We’re accustomed to hearing Meteorologists give warnings of extreme heat during the summertime months, but a new study suggests that more people aren’t dying from the heat, or even tornadoes, hurricanes, or flooding. The report just released by the Centers for Disease Control and Prevention says 10,649 people died weather-related deaths between 2006 and 2010. But surprisingly an increasing number of those are coming from extreme cold.
Most of us think tornadoes, flash flooding, hurricanes, and lightning are more dangerous and kill more people. But the fatality rate is stable compared to a rising trend of cold deaths. It is likely the rate of death for severe storms is decreasing due to accurate forecasting by Meteorologists and more attention by local news media while more than 2,000 people die each year due to the cold. And that number is increasing.
The risk grows exponentially for those over 65 years of age. Victims at high risk include the homeless, alcoholics, and those who participate in winter sports and activities.
The final tally of fatalities shows that 63% were tied to cold/hypothermia, 31% were caused by heat/heat stroke, and just 6% were blamed on severe storms, flooding, and lightning. The study also shows that men die at a rate three times that of women.
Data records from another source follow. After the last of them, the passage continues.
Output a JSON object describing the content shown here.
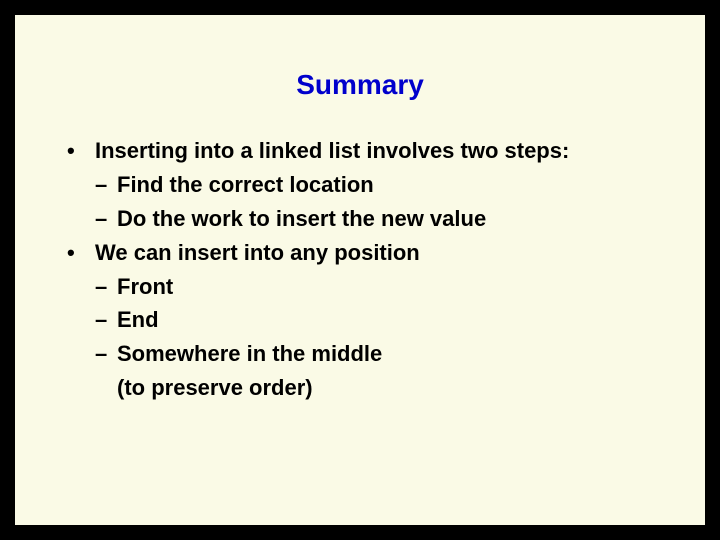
{
  "slide": {
    "title": "Summary",
    "bullets": [
      {
        "text": "Inserting into a linked list involves two steps:",
        "subs": [
          "Find the correct location",
          "Do the work to insert the new value"
        ]
      },
      {
        "text": "We can insert into any position",
        "subs": [
          "Front",
          "End",
          "Somewhere in the middle"
        ],
        "sub_cont": "(to preserve order)"
      }
    ]
  }
}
Read the full report here: http://www.cdc.gov/nchs/data/nhsr/nhsr076.pdf